Brian Michael Bendis is one of the most influential creators in modern comic-dom. His work in mainstream comic books is incredibly impactful, between a Marvel run that includes major titles like "Ultimate Spider-Man," "New Avengers," "House of M," "Age of Ultron," and more, and a more recent DC Comics run that includes titles like "Superman" and the recent "Legion of Super-Heroes" titles. His run of creator-owned comics has also proven important to the comics sphere, between creator-owned projects like "Scarlet" and "Brilliant" to the Eisner award-winner "Powers."
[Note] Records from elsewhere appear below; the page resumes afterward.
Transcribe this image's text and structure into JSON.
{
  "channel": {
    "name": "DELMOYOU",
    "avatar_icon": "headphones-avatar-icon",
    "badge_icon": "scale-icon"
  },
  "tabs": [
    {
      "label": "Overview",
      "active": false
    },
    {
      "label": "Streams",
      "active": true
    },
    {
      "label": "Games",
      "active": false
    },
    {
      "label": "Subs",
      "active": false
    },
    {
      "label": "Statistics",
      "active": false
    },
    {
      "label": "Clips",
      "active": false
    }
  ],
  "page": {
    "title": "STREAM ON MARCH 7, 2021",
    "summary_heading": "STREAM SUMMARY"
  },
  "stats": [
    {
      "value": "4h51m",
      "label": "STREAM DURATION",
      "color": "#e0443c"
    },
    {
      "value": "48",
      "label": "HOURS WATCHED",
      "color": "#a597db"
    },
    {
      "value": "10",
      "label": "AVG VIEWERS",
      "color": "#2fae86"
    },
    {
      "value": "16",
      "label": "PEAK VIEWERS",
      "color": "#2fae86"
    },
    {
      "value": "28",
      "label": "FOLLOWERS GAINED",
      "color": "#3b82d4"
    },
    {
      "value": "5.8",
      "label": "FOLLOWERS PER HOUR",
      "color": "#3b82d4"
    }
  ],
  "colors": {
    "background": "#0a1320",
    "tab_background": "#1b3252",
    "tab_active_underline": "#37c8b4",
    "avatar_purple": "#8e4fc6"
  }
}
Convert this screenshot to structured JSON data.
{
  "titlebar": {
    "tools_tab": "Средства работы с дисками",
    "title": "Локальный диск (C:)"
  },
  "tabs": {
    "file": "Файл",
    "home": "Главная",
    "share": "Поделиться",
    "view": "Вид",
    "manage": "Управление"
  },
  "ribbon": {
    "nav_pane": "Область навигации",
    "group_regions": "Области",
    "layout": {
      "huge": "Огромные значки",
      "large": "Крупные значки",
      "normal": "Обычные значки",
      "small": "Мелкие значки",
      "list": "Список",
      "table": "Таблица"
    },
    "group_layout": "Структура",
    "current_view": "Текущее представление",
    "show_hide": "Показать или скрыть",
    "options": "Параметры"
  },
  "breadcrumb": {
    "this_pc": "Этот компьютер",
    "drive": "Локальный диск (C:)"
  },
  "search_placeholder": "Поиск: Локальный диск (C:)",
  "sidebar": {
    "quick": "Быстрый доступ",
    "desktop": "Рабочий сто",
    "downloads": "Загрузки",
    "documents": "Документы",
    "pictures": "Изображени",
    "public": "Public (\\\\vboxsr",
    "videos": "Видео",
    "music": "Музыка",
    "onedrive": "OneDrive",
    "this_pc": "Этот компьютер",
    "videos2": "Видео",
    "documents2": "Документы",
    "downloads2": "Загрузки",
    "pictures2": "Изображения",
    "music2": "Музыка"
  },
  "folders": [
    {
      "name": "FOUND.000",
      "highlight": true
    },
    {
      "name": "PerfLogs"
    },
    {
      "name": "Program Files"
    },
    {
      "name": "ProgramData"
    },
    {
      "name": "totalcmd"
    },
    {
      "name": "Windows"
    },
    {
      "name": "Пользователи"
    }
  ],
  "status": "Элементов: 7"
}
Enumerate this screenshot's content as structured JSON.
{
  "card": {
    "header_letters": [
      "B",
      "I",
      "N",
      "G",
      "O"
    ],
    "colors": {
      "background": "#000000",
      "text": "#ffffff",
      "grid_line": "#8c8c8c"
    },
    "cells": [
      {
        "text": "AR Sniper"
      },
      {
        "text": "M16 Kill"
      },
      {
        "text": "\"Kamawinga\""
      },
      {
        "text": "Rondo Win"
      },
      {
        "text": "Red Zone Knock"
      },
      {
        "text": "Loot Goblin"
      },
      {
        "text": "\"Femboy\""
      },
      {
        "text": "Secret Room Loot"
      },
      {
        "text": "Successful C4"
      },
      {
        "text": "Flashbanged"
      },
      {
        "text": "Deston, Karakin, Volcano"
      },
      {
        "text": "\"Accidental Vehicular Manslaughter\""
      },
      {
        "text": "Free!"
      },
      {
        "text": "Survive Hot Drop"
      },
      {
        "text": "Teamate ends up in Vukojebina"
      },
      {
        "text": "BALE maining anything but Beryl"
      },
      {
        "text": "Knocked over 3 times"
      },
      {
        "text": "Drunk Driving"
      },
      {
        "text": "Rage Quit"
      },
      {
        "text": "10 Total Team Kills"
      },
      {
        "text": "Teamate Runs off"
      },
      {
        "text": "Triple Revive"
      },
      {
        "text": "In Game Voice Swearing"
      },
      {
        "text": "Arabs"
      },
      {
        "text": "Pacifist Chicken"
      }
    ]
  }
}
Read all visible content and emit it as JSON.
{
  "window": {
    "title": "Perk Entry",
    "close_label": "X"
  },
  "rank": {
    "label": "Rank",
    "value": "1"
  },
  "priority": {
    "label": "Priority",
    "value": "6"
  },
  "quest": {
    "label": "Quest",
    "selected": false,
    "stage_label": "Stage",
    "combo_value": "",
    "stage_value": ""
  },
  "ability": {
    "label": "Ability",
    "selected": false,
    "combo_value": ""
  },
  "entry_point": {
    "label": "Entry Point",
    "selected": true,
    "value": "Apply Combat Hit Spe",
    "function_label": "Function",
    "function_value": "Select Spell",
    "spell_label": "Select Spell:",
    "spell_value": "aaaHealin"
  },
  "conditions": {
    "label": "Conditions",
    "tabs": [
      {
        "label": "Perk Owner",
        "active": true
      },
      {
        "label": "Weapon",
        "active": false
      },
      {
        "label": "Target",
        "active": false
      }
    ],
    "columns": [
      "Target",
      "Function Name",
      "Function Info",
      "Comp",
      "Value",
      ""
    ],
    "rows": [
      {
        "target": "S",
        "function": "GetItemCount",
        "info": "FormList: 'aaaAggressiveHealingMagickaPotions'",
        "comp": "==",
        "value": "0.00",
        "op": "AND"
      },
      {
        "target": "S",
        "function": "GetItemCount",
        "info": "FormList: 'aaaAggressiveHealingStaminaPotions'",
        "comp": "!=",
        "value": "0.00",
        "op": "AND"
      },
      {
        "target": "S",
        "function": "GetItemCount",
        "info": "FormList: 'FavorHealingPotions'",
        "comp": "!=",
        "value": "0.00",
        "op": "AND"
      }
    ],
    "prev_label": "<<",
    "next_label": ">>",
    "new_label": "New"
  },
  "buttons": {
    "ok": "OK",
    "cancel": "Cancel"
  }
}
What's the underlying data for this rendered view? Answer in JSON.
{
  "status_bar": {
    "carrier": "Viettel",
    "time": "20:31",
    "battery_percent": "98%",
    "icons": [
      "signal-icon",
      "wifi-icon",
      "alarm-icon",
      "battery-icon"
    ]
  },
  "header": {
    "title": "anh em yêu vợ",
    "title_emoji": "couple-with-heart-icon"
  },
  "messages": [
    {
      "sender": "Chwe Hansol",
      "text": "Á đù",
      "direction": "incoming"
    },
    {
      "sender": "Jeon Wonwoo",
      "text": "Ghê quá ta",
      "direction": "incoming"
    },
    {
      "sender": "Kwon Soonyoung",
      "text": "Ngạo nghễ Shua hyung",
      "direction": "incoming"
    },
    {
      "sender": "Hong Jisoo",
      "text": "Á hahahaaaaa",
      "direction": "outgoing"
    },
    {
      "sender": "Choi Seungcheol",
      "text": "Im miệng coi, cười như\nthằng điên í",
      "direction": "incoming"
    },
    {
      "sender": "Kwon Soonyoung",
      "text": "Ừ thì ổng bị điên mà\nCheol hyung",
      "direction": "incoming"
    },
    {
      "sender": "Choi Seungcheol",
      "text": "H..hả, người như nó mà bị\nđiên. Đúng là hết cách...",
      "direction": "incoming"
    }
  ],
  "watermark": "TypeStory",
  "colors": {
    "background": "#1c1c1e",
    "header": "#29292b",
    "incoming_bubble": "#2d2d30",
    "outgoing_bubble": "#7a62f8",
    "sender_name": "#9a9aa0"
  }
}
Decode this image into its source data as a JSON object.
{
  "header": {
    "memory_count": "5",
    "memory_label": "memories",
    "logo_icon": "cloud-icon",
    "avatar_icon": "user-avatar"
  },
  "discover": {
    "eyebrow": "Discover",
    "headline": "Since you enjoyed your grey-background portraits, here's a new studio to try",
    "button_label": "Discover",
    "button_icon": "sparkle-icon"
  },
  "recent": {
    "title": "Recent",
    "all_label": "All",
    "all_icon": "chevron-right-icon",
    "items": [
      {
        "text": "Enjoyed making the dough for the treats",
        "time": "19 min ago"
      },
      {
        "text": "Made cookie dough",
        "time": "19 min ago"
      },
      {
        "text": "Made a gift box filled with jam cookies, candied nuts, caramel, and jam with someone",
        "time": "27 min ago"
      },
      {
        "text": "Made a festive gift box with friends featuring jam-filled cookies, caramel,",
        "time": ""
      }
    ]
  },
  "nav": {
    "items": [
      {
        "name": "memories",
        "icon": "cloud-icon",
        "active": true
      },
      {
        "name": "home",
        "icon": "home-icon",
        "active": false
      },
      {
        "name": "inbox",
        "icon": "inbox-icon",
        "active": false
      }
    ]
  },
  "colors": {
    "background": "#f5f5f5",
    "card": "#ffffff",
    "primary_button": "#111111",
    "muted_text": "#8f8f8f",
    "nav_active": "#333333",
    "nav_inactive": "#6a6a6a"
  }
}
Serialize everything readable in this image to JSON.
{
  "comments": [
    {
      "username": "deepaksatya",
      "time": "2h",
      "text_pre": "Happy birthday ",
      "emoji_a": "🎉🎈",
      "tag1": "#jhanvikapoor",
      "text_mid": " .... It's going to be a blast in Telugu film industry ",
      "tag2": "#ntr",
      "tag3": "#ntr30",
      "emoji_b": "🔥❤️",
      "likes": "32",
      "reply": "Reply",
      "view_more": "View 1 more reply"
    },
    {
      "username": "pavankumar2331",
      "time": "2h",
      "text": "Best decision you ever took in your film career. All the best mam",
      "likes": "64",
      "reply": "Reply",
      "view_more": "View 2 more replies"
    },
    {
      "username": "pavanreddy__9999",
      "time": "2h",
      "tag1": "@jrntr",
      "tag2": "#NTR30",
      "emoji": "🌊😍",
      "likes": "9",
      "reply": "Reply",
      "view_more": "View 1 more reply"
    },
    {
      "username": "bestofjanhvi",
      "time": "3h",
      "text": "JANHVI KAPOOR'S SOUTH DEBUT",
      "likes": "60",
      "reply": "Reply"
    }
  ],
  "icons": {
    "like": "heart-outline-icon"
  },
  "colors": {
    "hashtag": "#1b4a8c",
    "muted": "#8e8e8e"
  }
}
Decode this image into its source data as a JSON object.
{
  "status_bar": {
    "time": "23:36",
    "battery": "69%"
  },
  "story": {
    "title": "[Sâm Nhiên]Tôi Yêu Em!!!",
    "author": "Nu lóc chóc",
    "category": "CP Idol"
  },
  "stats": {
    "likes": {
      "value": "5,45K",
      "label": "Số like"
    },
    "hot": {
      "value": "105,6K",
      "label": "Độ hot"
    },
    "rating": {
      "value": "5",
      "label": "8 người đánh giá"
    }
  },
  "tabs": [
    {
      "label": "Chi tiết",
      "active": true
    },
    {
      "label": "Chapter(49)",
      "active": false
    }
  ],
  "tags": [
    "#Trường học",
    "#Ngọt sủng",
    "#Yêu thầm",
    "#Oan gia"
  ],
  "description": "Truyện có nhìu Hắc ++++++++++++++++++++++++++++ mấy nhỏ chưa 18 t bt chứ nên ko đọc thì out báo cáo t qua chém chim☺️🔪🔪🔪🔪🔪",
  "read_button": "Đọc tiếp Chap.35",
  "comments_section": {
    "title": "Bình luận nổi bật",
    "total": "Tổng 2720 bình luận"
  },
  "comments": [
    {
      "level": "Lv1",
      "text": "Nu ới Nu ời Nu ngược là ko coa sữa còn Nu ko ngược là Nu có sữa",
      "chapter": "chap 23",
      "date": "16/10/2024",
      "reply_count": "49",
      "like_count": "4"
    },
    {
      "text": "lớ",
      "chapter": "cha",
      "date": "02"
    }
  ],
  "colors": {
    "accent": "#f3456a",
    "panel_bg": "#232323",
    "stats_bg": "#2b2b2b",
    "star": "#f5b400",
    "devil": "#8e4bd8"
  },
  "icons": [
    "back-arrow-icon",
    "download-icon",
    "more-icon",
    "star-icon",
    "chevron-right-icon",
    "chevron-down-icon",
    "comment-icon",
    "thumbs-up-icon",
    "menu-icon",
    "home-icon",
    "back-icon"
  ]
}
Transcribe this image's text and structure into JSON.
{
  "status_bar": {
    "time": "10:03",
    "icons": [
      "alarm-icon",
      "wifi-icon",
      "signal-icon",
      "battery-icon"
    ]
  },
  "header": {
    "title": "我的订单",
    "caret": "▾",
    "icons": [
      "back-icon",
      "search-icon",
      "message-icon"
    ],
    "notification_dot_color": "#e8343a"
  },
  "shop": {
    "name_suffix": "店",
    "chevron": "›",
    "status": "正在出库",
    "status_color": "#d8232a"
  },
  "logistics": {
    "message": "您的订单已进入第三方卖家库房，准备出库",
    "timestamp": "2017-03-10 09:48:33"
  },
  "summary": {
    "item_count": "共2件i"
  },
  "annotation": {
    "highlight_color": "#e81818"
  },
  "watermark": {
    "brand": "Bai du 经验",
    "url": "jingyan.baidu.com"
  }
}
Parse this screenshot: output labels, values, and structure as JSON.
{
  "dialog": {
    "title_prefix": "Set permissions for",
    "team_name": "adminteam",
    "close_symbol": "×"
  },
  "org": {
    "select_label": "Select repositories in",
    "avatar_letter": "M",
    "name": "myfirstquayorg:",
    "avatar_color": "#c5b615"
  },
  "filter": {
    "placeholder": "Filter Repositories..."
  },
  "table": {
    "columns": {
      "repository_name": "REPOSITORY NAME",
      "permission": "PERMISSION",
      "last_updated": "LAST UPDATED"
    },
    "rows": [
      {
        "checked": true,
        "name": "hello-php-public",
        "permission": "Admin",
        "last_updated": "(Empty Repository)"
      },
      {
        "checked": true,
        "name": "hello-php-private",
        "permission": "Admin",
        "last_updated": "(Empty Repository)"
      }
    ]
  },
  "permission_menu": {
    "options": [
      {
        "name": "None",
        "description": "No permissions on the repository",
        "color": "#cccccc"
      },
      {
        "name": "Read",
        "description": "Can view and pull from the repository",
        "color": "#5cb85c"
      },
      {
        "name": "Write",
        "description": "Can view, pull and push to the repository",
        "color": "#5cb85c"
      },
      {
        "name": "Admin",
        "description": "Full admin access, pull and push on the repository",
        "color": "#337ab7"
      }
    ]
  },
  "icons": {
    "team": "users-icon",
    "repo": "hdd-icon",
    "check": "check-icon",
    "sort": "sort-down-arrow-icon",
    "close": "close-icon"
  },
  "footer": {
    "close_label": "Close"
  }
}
Bendis' impact on the modern comic landscape is impressive, to say the least. His additions to Marvel and DC comic lore are considerable, such as creating beloved characters like Miles Morales (aka Spider-Man) and Riri Williams (aka Ironheart), or being behind major classic Marvel moments like the aforementioned "House of M" and "Age of Ultron" storylines and arcs like "Secret Invasion" and "Civil War II." In an exclusive interview with Looper, Bendis explained the most rewarding part of creating characters within the playground of established comic canon — alongside the dangers that lurk while adding to such beloved literary history.

There's already a bedrock of love and appreciation

During our conversation, Brian Michael Bendis explained that if a comic creator has a shot at adding to beloved comic canon, the rewards are numerous. The positive part of "creating something in a shared universe," he said, "is that there's already a bedrock of love and appreciation for where we are." Decades of comic book history have created a committed fan base that is greatly invested in a creator's creations. 

As a consequence, "If you can find it within yourself to add something that brings a lot more to that thing, people really do celebrate that." Right away, Bendis had an example of one of his own creations that has received a great reception from the comic community. He explained, "Miles Morales is a hug that never stops in my life. It never stops." 

On the other hand, with so much investment in creating characters within existing comic canon, the stakes are high. Bendis said, "You can add things into the shared universe where people go, 'Don't do that. [It's] our thing that you pooped all over.'" That same level of fan passion can create great backlash if the addition isn't what the fanbase was looking for. It's just like a wise character once said: "With great power" — or at least, the power to create major additions to established comic lore — "comes great responsibility."

You can find Bendis' "Phenomena" at booksellers near you.